Music Treat

Last night I came upon this delightful  anectode, again featuring the unsurpassable Arthur Rubinstein. To give it a title, I am sure we could name it  The Lesson of Life.

A friend of Arthur Rubinstein recalls:

We . . . awaited him in the restaurant. He entered, sat down at the table, ordered drinks in Italian (from the eight languages he speaks he selects one as an ordinary man would a tie), and started to apologize: ‘So sorry to be late. For two hours I have been at my lawyer’s, making a testament, What a nuisance, this business of a testament. One figures, one schemes, one arranges, and in the end—what? It is practically impossible to leave anything for yourself!

Arthur Rubinstein was a Polish-born pianist, considered one of the greatest pianists of all times. He is renowned for his interpretation of Chopin but also for his unique sense of humor!


Arthur Rubinstein and the Lady next door

How often have we interpreted events only to find it wasn’t exactly the way we initially saw it? Have you  often seen a ‘disaster’ only to find out later that it was a blessing in disguise? Experiencing something similar these days I remembered this story…

A very wealthy woman lived in the penthouse of a very famous hotel in Manhattan. Late one night, after midnight,  she heard somebody playing the piano in the suite next to her.  She came down angrily to the hotel reception screaming  “Someone is playing the PIANO in the suite next door to me! I can’t sleep with all that NOISE going on!”

The Concierge of the hotel apologized and said, “I am so sorry!” But it is the famous pianist Arthur Rubinsteinwho is staying the night in the suite next to you. He must be practicing. I am so sorry. Shall I go upstairs and ask him to stop?”

Hearing this, she  apparently suddenly changed completely. She said, “Thank you.
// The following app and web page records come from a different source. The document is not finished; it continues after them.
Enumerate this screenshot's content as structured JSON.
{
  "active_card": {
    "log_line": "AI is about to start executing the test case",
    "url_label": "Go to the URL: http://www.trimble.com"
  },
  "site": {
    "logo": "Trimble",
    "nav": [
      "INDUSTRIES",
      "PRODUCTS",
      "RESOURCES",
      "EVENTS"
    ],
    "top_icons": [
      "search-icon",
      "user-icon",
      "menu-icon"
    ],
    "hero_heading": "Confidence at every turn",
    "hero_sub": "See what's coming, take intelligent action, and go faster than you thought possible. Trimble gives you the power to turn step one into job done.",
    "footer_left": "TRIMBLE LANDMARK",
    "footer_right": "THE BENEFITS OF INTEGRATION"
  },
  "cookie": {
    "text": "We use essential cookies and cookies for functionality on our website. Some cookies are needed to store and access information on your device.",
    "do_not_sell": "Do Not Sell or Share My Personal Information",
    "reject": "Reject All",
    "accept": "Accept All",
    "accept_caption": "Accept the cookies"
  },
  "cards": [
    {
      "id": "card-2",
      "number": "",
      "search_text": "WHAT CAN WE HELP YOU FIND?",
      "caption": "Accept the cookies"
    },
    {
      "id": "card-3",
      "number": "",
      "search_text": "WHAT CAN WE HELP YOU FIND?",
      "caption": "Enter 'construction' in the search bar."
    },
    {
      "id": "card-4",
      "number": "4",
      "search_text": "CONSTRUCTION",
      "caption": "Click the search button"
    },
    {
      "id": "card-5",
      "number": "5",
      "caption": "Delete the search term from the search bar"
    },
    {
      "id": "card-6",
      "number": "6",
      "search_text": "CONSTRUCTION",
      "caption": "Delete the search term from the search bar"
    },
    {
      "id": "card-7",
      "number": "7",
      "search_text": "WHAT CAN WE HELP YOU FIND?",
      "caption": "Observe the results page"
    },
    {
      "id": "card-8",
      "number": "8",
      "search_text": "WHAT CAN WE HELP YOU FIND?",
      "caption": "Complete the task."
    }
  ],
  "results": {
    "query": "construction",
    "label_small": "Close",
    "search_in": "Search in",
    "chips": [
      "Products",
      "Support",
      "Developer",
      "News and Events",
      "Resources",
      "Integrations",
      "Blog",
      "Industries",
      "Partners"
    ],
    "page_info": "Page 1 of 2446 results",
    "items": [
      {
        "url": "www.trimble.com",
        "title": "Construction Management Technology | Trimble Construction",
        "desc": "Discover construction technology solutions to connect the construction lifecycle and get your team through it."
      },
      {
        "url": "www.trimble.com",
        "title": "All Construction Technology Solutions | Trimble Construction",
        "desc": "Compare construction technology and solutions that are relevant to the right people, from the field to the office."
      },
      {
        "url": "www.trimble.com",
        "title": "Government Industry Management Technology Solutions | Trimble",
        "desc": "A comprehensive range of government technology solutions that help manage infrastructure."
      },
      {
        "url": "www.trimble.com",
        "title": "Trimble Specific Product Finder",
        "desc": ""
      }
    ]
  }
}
That won’t be necessary.” and went back upstairs to her suite.

Mr. Rubinstein had made a small mistake that evening in his concert at Carnegie Hall that no one but him would notice. But he felt he needed to come back to his suite play the entire concert again from start to finish, this time perfectly.

When the  entered her apartment, she pulled up a chair next to the wall, sat back and joyfully listened to Arthur Rubinstein play. Her heart delighted now that she knew who it was playing next door,  she didn’t miss another note of the entire piano concert and was as happy as she could be for the next three hours!

So next time something seems like a “disaster” to you, try to change your perspective as it might be a ‘blessing in disguise’!